─── THE INPUT
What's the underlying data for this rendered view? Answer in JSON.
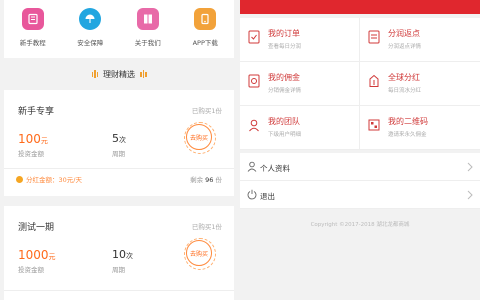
{
  "left": {
    "icons": [
      {
        "label": "新手教程",
        "icon": "book-icon",
        "color": "#e8579b"
      },
      {
        "label": "安全保障",
        "icon": "umbrella-icon",
        "color": "#22a6e0"
      },
      {
        "label": "关于我们",
        "icon": "document-icon",
        "color": "#e86aa8"
      },
      {
        "label": "APP下载",
        "icon": "download-icon",
        "color": "#f2a23a"
      }
    ],
    "section_title": "理财精选",
    "cards": [
      {
        "title": "新手专享",
        "sold": "已购买1份",
        "amount": "100",
        "amount_unit": "元",
        "amount_label": "投资金额",
        "period": "5",
        "period_unit": "次",
        "period_label": "周期",
        "buy": "去购买",
        "dividend": "分红金额：30元/天",
        "remaining_label": "剩余",
        "remaining_value": "96",
        "remaining_unit": "份"
      },
      {
        "title": "测试一期",
        "sold": "已购买1份",
        "amount": "1000",
        "amount_unit": "元",
        "amount_label": "投资金额",
        "period": "10",
        "period_unit": "次",
        "period_label": "周期",
        "buy": "去购买"
      }
    ]
  },
  "right": {
    "accent": "#e0272e",
    "grid": [
      {
        "title": "我的订单",
        "sub": "查看每日分润",
        "icon": "order-icon"
      },
      {
        "title": "分润返点",
        "sub": "分润返点详情",
        "icon": "rebate-icon"
      },
      {
        "title": "我的佣金",
        "sub": "分销佣金详情",
        "icon": "commission-icon"
      },
      {
        "title": "全球分红",
        "sub": "每日流水分红",
        "icon": "dividend-icon"
      },
      {
        "title": "我的团队",
        "sub": "下级用户明细",
        "icon": "team-icon"
      },
      {
        "title": "我的二维码",
        "sub": "邀请来永久佣金",
        "icon": "qrcode-icon"
      }
    ],
    "list": [
      {
        "label": "个人资料",
        "icon": "user-icon"
      },
      {
        "label": "退出",
        "icon": "logout-icon"
      }
    ],
    "copyright": "Copyright ©2017-2018 湖北龙都商城"
  }
}
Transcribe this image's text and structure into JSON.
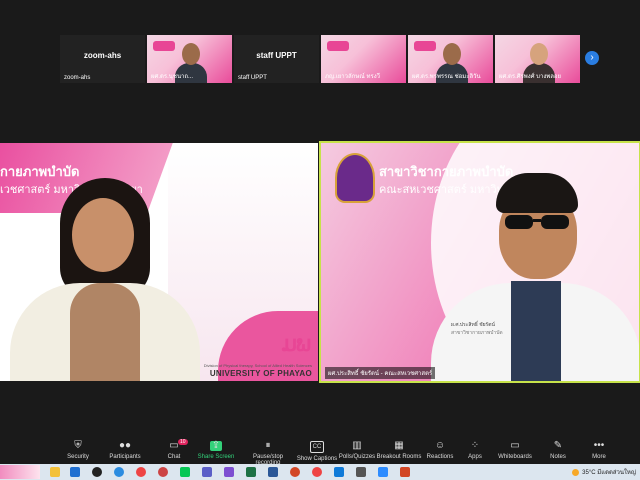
{
  "thumbnails": [
    {
      "center": "zoom-ahs",
      "name": "zoom-ahs",
      "kind": "name-only"
    },
    {
      "center": "",
      "name": "ผศ.ดร.นุชนาถ...",
      "kind": "video"
    },
    {
      "center": "staff UPPT",
      "name": "staff UPPT",
      "kind": "name-only"
    },
    {
      "center": "",
      "name": "ภญ.เยาวลักษณ์ ทรงวี",
      "kind": "video"
    },
    {
      "center": "",
      "name": "ผศ.ดร.พรพรรณ ช่อมะลิวัน",
      "kind": "video"
    },
    {
      "center": "",
      "name": "ผศ.ดร.ศิรพงศ์ บางพลอย",
      "kind": "video"
    }
  ],
  "next_button": "›",
  "left_tile": {
    "thai_line1": "กายภาพบำบัด",
    "thai_line2": "เวชศาสตร์ มหาวิทยาลัยพะเยา",
    "logo": "ມພ",
    "caption": "Division of Physical therapy, School of Allied Health Sciences",
    "university": "UNIVERSITY OF PHAYAO"
  },
  "right_tile": {
    "thai_line1": "สาขาวิชากายภาพบำบัด",
    "thai_line2": "คณะสหเวชศาสตร์ มหาวิทยาลัย",
    "badge_line1": "ผ.ศ.ประสิทธิ์ ชัยรัตน์",
    "badge_line2": "สาขาวิชากายภาพบำบัด",
    "name_tag": "ผศ.ประสิทธิ์ ชัยรัตน์ - คณะสหเวชศาสตร์"
  },
  "toolbar": [
    {
      "label": "Security",
      "icon": "shield-icon",
      "glyph": "⛨"
    },
    {
      "label": "Participants",
      "icon": "participants-icon",
      "glyph": "👥"
    },
    {
      "label": "Chat",
      "icon": "chat-icon",
      "glyph": "💬",
      "badge": "10"
    },
    {
      "label": "Share Screen",
      "icon": "share-screen-icon",
      "glyph": "⇪"
    },
    {
      "label": "Pause/stop recording",
      "icon": "pause-icon",
      "glyph": "⏸"
    },
    {
      "label": "Show Captions",
      "icon": "captions-icon",
      "glyph": "CC"
    },
    {
      "label": "Polls/Quizzes",
      "icon": "polls-icon",
      "glyph": "▥"
    },
    {
      "label": "Breakout Rooms",
      "icon": "breakout-icon",
      "glyph": "▦"
    },
    {
      "label": "Reactions",
      "icon": "reactions-icon",
      "glyph": "☺"
    },
    {
      "label": "Apps",
      "icon": "apps-icon",
      "glyph": "⁘"
    },
    {
      "label": "Whiteboards",
      "icon": "whiteboard-icon",
      "glyph": "▭"
    },
    {
      "label": "Notes",
      "icon": "notes-icon",
      "glyph": "✎"
    },
    {
      "label": "More",
      "icon": "more-icon",
      "glyph": "•••"
    }
  ],
  "taskbar": {
    "temperature": "35°C",
    "weather": "มีแดดส่วนใหญ่"
  },
  "colors": {
    "accent_pink": "#e84695",
    "active_speaker_border": "#c7e34a",
    "share_green": "#33d17a"
  }
}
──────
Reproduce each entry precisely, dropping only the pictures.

[WRITTEN REPLY]
What's the underlying data for this rendered view? Answer in JSON.
{
  "left": {
    "icons": [
      {
        "label": "新手教程",
        "icon": "book-icon",
        "color": "#e8579b"
      },
      {
        "label": "安全保障",
        "icon": "umbrella-icon",
        "color": "#22a6e0"
      },
      {
        "label": "关于我们",
        "icon": "document-icon",
        "color": "#e86aa8"
      },
      {
        "label": "APP下载",
        "icon": "download-icon",
        "color": "#f2a23a"
      }
    ],
    "section_title": "理财精选",
    "cards": [
      {
        "title": "新手专享",
        "sold": "已购买1份",
        "amount": "100",
        "amount_unit": "元",
        "amount_label": "投资金额",
        "period": "5",
        "period_unit": "次",
        "period_label": "周期",
        "buy": "去购买",
        "dividend": "分红金额：30元/天",
        "remaining_label": "剩余",
        "remaining_value": "96",
        "remaining_unit": "份"
      },
      {
        "title": "测试一期",
        "sold": "已购买1份",
        "amount": "1000",
        "amount_unit": "元",
        "amount_label": "投资金额",
        "period": "10",
        "period_unit": "次",
        "period_label": "周期",
        "buy": "去购买"
      }
    ]
  },
  "right": {
    "accent": "#e0272e",
    "grid": [
      {
        "title": "我的订单",
        "sub": "查看每日分润",
        "icon": "order-icon"
      },
      {
        "title": "分润返点",
        "sub": "分润返点详情",
        "icon": "rebate-icon"
      },
      {
        "title": "我的佣金",
        "sub": "分销佣金详情",
        "icon": "commission-icon"
      },
      {
        "title": "全球分红",
        "sub": "每日流水分红",
        "icon": "dividend-icon"
      },
      {
        "title": "我的团队",
        "sub": "下级用户明细",
        "icon": "team-icon"
      },
      {
        "title": "我的二维码",
        "sub": "邀请来永久佣金",
        "icon": "qrcode-icon"
      }
    ],
    "list": [
      {
        "label": "个人资料",
        "icon": "user-icon"
      },
      {
        "label": "退出",
        "icon": "logout-icon"
      }
    ],
    "copyright": "Copyright ©2017-2018 湖北龙都商城"
  }
}
Transcribe this image's text and structure into JSON.
{
  "thumbnails": [
    {
      "center": "zoom-ahs",
      "name": "zoom-ahs",
      "kind": "name-only"
    },
    {
      "center": "",
      "name": "ผศ.ดร.นุชนาถ...",
      "kind": "video"
    },
    {
      "center": "staff UPPT",
      "name": "staff UPPT",
      "kind": "name-only"
    },
    {
      "center": "",
      "name": "ภญ.เยาวลักษณ์ ทรงวี",
      "kind": "video"
    },
    {
      "center": "",
      "name": "ผศ.ดร.พรพรรณ ช่อมะลิวัน",
      "kind": "video"
    },
    {
      "center": "",
      "name": "ผศ.ดร.ศิรพงศ์ บางพลอย",
      "kind": "video"
    }
  ],
  "next_button": "›",
  "left_tile": {
    "thai_line1": "กายภาพบำบัด",
    "thai_line2": "เวชศาสตร์ มหาวิทยาลัยพะเยา",
    "logo": "ມພ",
    "caption": "Division of Physical therapy, School of Allied Health Sciences",
    "university": "UNIVERSITY OF PHAYAO"
  },
  "right_tile": {
    "thai_line1": "สาขาวิชากายภาพบำบัด",
    "thai_line2": "คณะสหเวชศาสตร์ มหาวิทยาลัย",
    "badge_line1": "ผ.ศ.ประสิทธิ์ ชัยรัตน์",
    "badge_line2": "สาขาวิชากายภาพบำบัด",
    "name_tag": "ผศ.ประสิทธิ์ ชัยรัตน์ - คณะสหเวชศาสตร์"
  },
  "toolbar": [
    {
      "label": "Security",
      "icon": "shield-icon",
      "glyph": "⛨"
    },
    {
      "label": "Participants",
      "icon": "participants-icon",
      "glyph": "👥"
    },
    {
      "label": "Chat",
      "icon": "chat-icon",
      "glyph": "💬",
      "badge": "10"
    },
    {
      "label": "Share Screen",
      "icon": "share-screen-icon",
      "glyph": "⇪"
    },
    {
      "label": "Pause/stop recording",
      "icon": "pause-icon",
      "glyph": "⏸"
    },
    {
      "label": "Show Captions",
      "icon": "captions-icon",
      "glyph": "CC"
    },
    {
      "label": "Polls/Quizzes",
      "icon": "polls-icon",
      "glyph": "▥"
    },
    {
      "label": "Breakout Rooms",
      "icon": "breakout-icon",
      "glyph": "▦"
    },
    {
      "label": "Reactions",
      "icon": "reactions-icon",
      "glyph": "☺"
    },
    {
      "label": "Apps",
      "icon": "apps-icon",
      "glyph": "⁘"
    },
    {
      "label": "Whiteboards",
      "icon": "whiteboard-icon",
      "glyph": "▭"
    },
    {
      "label": "Notes",
      "icon": "notes-icon",
      "glyph": "✎"
    },
    {
      "label": "More",
      "icon": "more-icon",
      "glyph": "•••"
    }
  ],
  "taskbar": {
    "temperature": "35°C",
    "weather": "มีแดดส่วนใหญ่"
  },
  "colors": {
    "accent_pink": "#e84695",
    "active_speaker_border": "#c7e34a",
    "share_green": "#33d17a"
  }
}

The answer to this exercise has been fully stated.